▸ **What this task involves**
Pull out every line below that contains the word "content".

── Given entries

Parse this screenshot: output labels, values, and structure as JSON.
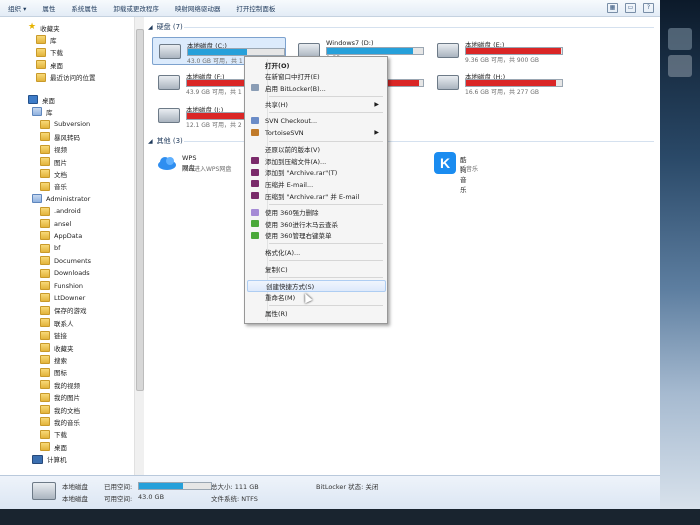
{
  "toolbar": {
    "items": [
      "组织 ▾",
      "属性",
      "系统属性",
      "卸载或更改程序",
      "映射网络驱动器",
      "打开控制面板"
    ]
  },
  "nav": {
    "favorites": "收藏夹",
    "fav_items": [
      "库",
      "下载",
      "桌面",
      "最近访问的位置"
    ],
    "desktop": "桌面",
    "library": "库",
    "lib_items": [
      "Subversion",
      "暴风转码",
      "视频",
      "图片",
      "文档",
      "音乐"
    ],
    "admin": "Administrator",
    "admin_items": [
      ".android",
      "ansel",
      "AppData",
      "bf",
      "Documents",
      "Downloads",
      "Funshion",
      "LtDowner",
      "保存的游戏",
      "联系人",
      "链接",
      "收藏夹",
      "搜索",
      "图标",
      "我的视频",
      "我的图片",
      "我的文档",
      "我的音乐",
      "下载",
      "桌面"
    ],
    "computer": "计算机"
  },
  "content": {
    "hdd_group": "硬盘 (7)",
    "other_group": "其他 (3)",
    "drives": [
      {
        "name": "本地磁盘 (C:)",
        "free": "43.0 GB 可用，共 1",
        "fill": 0.61,
        "color": "#26a0da",
        "selected": true
      },
      {
        "name": "Windows7 (D:)",
        "free": "0 GB",
        "fill": 0.9,
        "color": "#26a0da",
        "selected": false
      },
      {
        "name": "本地磁盘 (E:)",
        "free": "9.36 GB 可用，共 900 GB",
        "fill": 0.99,
        "color": "#da2626",
        "selected": false
      },
      {
        "name": "本地磁盘 (F:)",
        "free": "43.9 GB 可用，共 1",
        "fill": 0.96,
        "color": "#da2626",
        "selected": false
      },
      {
        "name": "",
        "free": "",
        "fill": 0.96,
        "color": "#da2626",
        "selected": false
      },
      {
        "name": "本地磁盘 (H:)",
        "free": "16.6 GB 可用，共 277 GB",
        "fill": 0.94,
        "color": "#da2626",
        "selected": false
      },
      {
        "name": "本地磁盘 (I:)",
        "free": "12.1 GB 可用，共 2",
        "fill": 0.95,
        "color": "#da2626",
        "selected": false
      }
    ],
    "apps": [
      {
        "name": "WPS网盘",
        "desc": "双击进入WPS网盘",
        "color": "#2f8ef0"
      },
      {
        "name": "酷狗音乐",
        "desc": "听音乐",
        "color": "#1a8cf0"
      }
    ]
  },
  "context_menu": {
    "items": [
      {
        "label": "打开(O)",
        "bold": true,
        "icon": ""
      },
      {
        "label": "在新窗口中打开(E)",
        "icon": ""
      },
      {
        "label": "启用 BitLocker(B)...",
        "icon": "bitlocker-icon"
      },
      {
        "sep": true
      },
      {
        "label": "共享(H)",
        "submenu": true,
        "icon": ""
      },
      {
        "sep": true
      },
      {
        "label": "SVN Checkout...",
        "icon": "svn-icon"
      },
      {
        "label": "TortoiseSVN",
        "submenu": true,
        "icon": "tortoise-icon"
      },
      {
        "sep": true
      },
      {
        "label": "还原以前的版本(V)",
        "icon": ""
      },
      {
        "label": "添加到压缩文件(A)...",
        "icon": "archive-icon"
      },
      {
        "label": "添加到 \"Archive.rar\"(T)",
        "icon": "archive-icon"
      },
      {
        "label": "压缩并 E-mail...",
        "icon": "archive-icon"
      },
      {
        "label": "压缩到 \"Archive.rar\" 并 E-mail",
        "icon": "archive-icon"
      },
      {
        "sep": true
      },
      {
        "label": "使用 360强力删除",
        "icon": "360-delete-icon"
      },
      {
        "label": "使用 360进行木马云查杀",
        "icon": "360-scan-icon"
      },
      {
        "label": "使用 360管理右键菜单",
        "icon": "360-manage-icon"
      },
      {
        "sep": true
      },
      {
        "label": "格式化(A)...",
        "icon": ""
      },
      {
        "sep": true
      },
      {
        "label": "复制(C)",
        "icon": ""
      },
      {
        "sep": true
      },
      {
        "label": "创建快捷方式(S)",
        "icon": "",
        "highlight": true
      },
      {
        "label": "重命名(M)",
        "icon": ""
      },
      {
        "sep": true
      },
      {
        "label": "属性(R)",
        "icon": ""
      }
    ]
  },
  "status": {
    "drive_name": "本地磁盘",
    "drive_type": "本地磁盘",
    "used_label": "已用空间:",
    "free_label": "可用空间:",
    "free_value": "43.0 GB",
    "total_label": "总大小: 111 GB",
    "fs_label": "文件系统: NTFS",
    "bitlocker": "BitLocker 状态: 关闭",
    "used_fill": 0.61
  }
}
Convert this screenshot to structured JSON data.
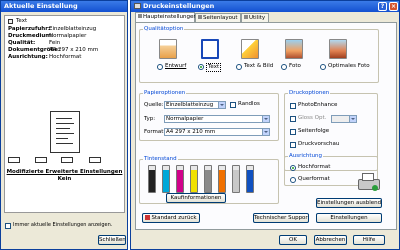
{
  "left_window": {
    "title": "Aktuelle Einstellung",
    "text_label": "Text",
    "rows": [
      {
        "label": "Papierzufuhr:",
        "value": "Einzelblatteinzug"
      },
      {
        "label": "Druckmedium:",
        "value": "Normalpapier"
      },
      {
        "label": "Qualität:",
        "value": "Fein"
      },
      {
        "label": "Dokumentgröße:",
        "value": "A4 297 x 210 mm"
      },
      {
        "label": "Ausrichtung:",
        "value": "Hochformat"
      }
    ],
    "modified_heading": "Modifizierte Erweiterte Einstellungen",
    "modified_value": "Kein",
    "always_show_label": "Immer aktuelle Einstellungen anzeigen.",
    "close_button": "Schließen"
  },
  "right_window": {
    "title": "Druckeinstellungen",
    "tabs": [
      "Haupteinstellungen",
      "Seitenlayout",
      "Utility"
    ],
    "quality_group": "Qualitätoption",
    "quality_options": [
      "Entwurf",
      "Text",
      "Text & Bild",
      "Foto",
      "Optimales Foto"
    ],
    "quality_selected": "Text",
    "paper_group": "Papieroptionen",
    "source_label": "Quelle:",
    "source_value": "Einzelblatteinzug",
    "borderless_label": "Randlos",
    "type_label": "Typ:",
    "type_value": "Normalpapier",
    "format_label": "Format:",
    "format_value": "A4 297 x 210 mm",
    "print_group": "Druckoptionen",
    "print_options": [
      "PhotoEnhance",
      "Gloss Opt.",
      "Seitenfolge",
      "Druckvorschau"
    ],
    "ink_group": "Tintenstand",
    "ink_levels": [
      0.85,
      0.85,
      0.85,
      0.85,
      0.85,
      0.85,
      0.85,
      0.85
    ],
    "ink_colors": [
      "#222222",
      "#00a8d8",
      "#d0008a",
      "#f0e000",
      "#8a8a8a",
      "#f07000",
      "#c8c8c8",
      "#1050c0"
    ],
    "ink_info_button": "Kaufinformationen",
    "orientation_group": "Ausrichtung",
    "portrait_label": "Hochformat",
    "landscape_label": "Querformat",
    "hide_settings_button": "Einstellungen ausblenden",
    "settings_button": "Einstellungen",
    "default_button": "Standard zurück",
    "support_button": "Technischer Support",
    "ok_button": "OK",
    "cancel_button": "Abbrechen",
    "help_button": "Hilfe"
  }
}
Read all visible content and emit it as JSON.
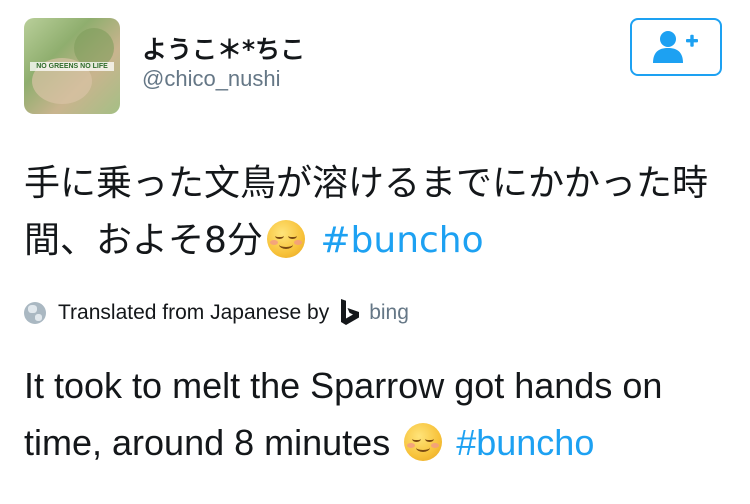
{
  "profile": {
    "display_name": "ようこ＊*ちこ",
    "handle": "@chico_nushi",
    "avatar_text": "NO GREENS NO LIFE"
  },
  "follow_button": {
    "icon": "add-user-icon"
  },
  "tweet": {
    "text": "手に乗った文鳥が溶けるまでにかかった時間、およそ8分",
    "emoji": "☺️",
    "hashtag": "#buncho"
  },
  "translation_bar": {
    "label": "Translated from Japanese by",
    "provider": "bing",
    "icon": "globe-icon"
  },
  "translation": {
    "text": "It took to melt the Sparrow got hands on time, around 8 minutes",
    "emoji": "☺️",
    "hashtag": "#buncho"
  },
  "colors": {
    "accent": "#1da1f2",
    "secondary_text": "#657786",
    "primary_text": "#14171a"
  }
}
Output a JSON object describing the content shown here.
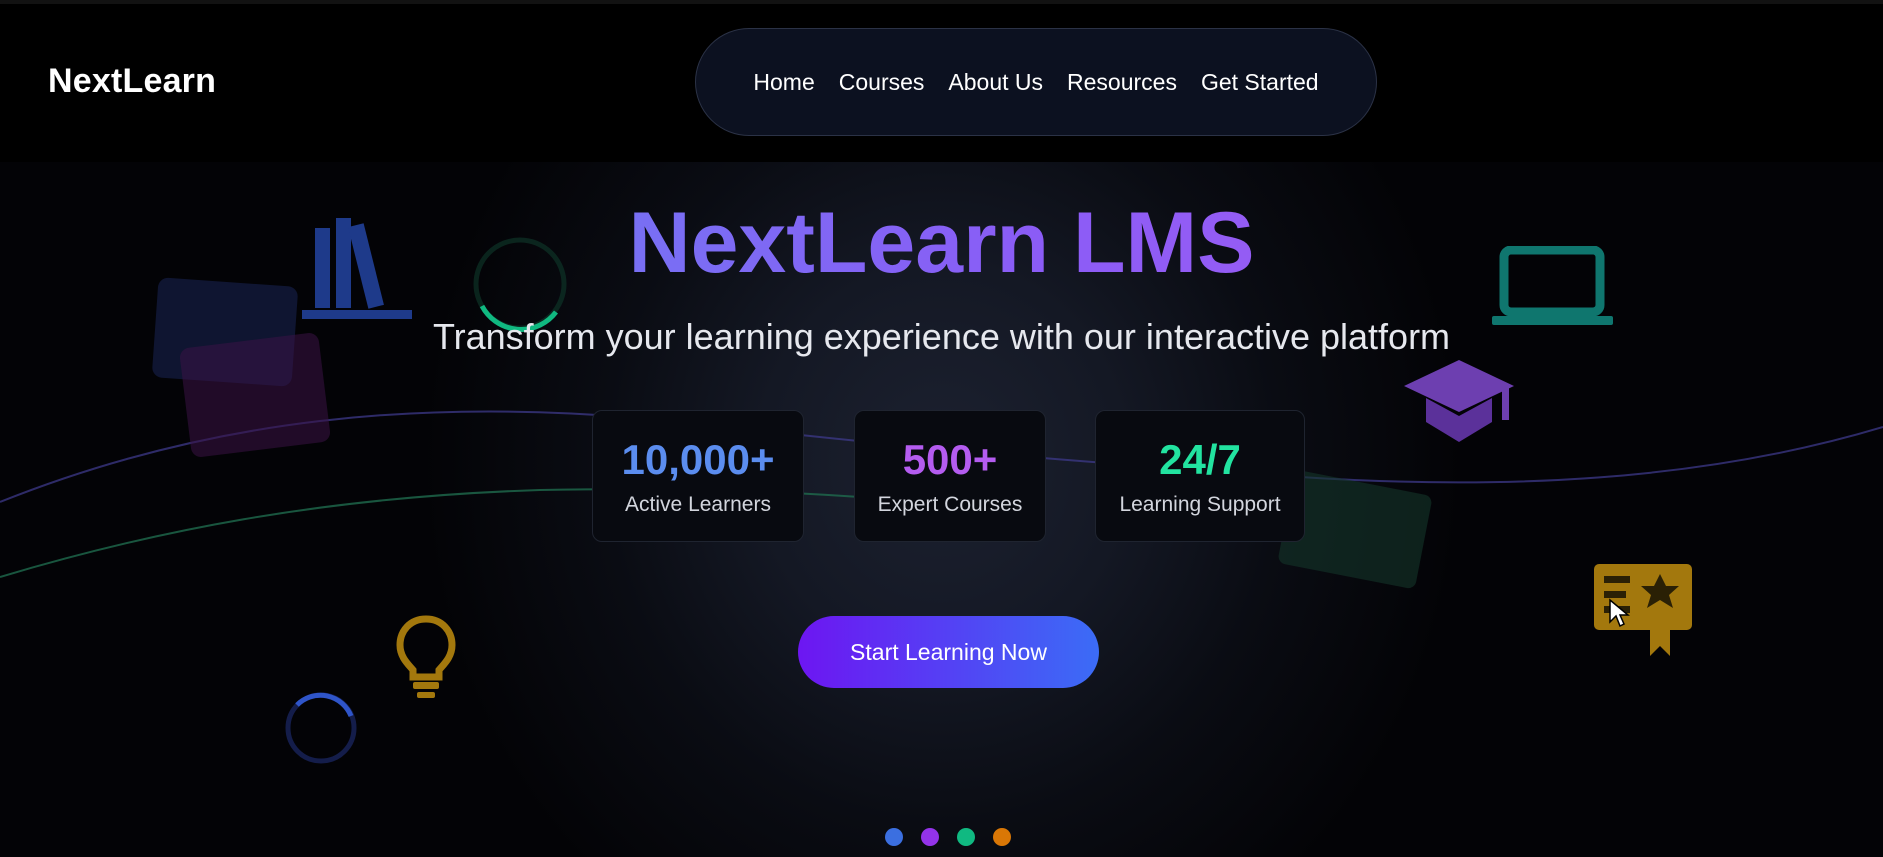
{
  "header": {
    "logo": "NextLearn",
    "nav": [
      "Home",
      "Courses",
      "About Us",
      "Resources",
      "Get Started"
    ]
  },
  "hero": {
    "title": "NextLearn LMS",
    "subtitle": "Transform your learning experience with our interactive platform",
    "stats": [
      {
        "value": "10,000+",
        "label": "Active Learners",
        "color": "#5b8def"
      },
      {
        "value": "500+",
        "label": "Expert Courses",
        "color": "#b45cf0"
      },
      {
        "value": "24/7",
        "label": "Learning Support",
        "color": "#22e3a0"
      }
    ],
    "cta": "Start Learning Now",
    "carousel_dots": [
      "#3b6fe0",
      "#9333ea",
      "#10b981",
      "#d97706"
    ]
  },
  "decorations": {
    "icons": [
      "books-icon",
      "laptop-icon",
      "graduation-cap-icon",
      "lightbulb-icon",
      "certificate-icon",
      "loading-ring-icon"
    ],
    "colors": {
      "blue": "#1e3a8a",
      "teal": "#0f766e",
      "purple": "#6d3fb0",
      "gold": "#a3780d",
      "green": "#10b981"
    }
  }
}
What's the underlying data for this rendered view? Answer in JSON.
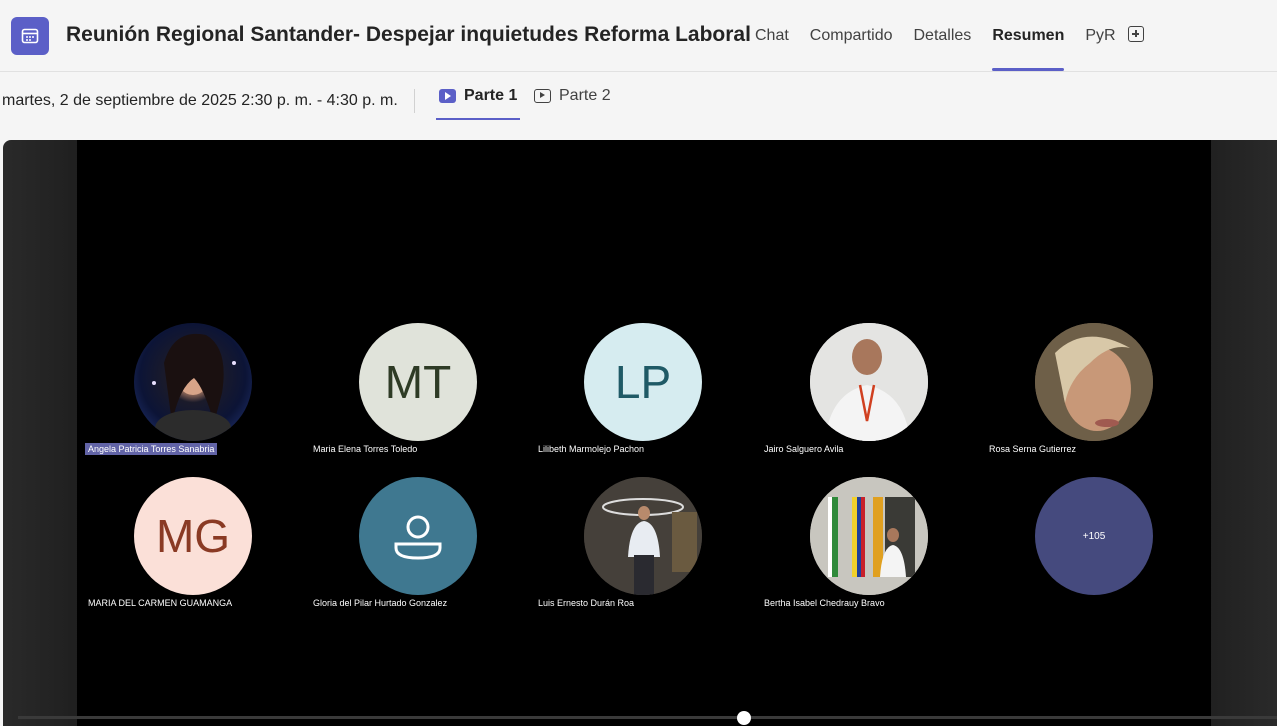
{
  "header": {
    "app_icon": "calendar-icon",
    "title": "Reunión Regional Santander- Despejar inquietudes Reforma Laboral",
    "tabs": [
      {
        "label": "Chat"
      },
      {
        "label": "Compartido"
      },
      {
        "label": "Detalles"
      },
      {
        "label": "Resumen",
        "active": true
      },
      {
        "label": "PyR"
      }
    ],
    "add_tab_icon": "plus-square-icon"
  },
  "subbar": {
    "date": "martes, 2 de septiembre de 2025 2:30 p. m. - 4:30 p. m.",
    "parts": [
      {
        "label": "Parte 1",
        "active": true
      },
      {
        "label": "Parte 2",
        "active": false
      }
    ]
  },
  "participants": [
    {
      "name": "Angela Patricia Torres Sanabria",
      "type": "photo",
      "highlighted": true
    },
    {
      "name": "Maria Elena Torres Toledo",
      "type": "initials",
      "initials": "MT",
      "bg": "#e0e3da",
      "fg": "#2e3b25"
    },
    {
      "name": "Lilibeth Marmolejo Pachon",
      "type": "initials",
      "initials": "LP",
      "bg": "#d6ecf0",
      "fg": "#1f5a66"
    },
    {
      "name": "Jairo Salguero Avila",
      "type": "photo"
    },
    {
      "name": "Rosa Serna Gutierrez",
      "type": "photo"
    },
    {
      "name": "MARIA DEL CARMEN GUAMANGA",
      "type": "initials",
      "initials": "MG",
      "bg": "#fbe0d8",
      "fg": "#8a3a24"
    },
    {
      "name": "Gloria del Pilar Hurtado Gonzalez",
      "type": "icon",
      "icon": "person-icon",
      "bg": "#3f7890"
    },
    {
      "name": "Luis Ernesto Durán Roa",
      "type": "photo"
    },
    {
      "name": "Bertha Isabel Chedrauy Bravo",
      "type": "photo"
    },
    {
      "name": "",
      "type": "overflow",
      "label": "+105",
      "bg": "#454a7e"
    }
  ],
  "playback": {
    "progress": 0.576
  }
}
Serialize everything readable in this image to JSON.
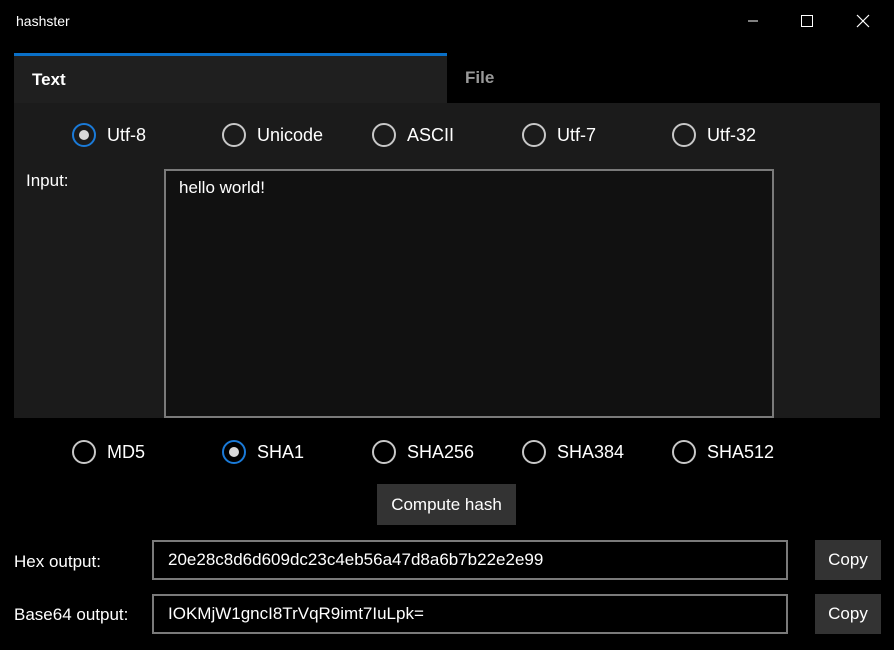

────

▸ **Result**
  "content": {
Read all visible content and emit it as JSON.
Output a JSON object describing the content shown here.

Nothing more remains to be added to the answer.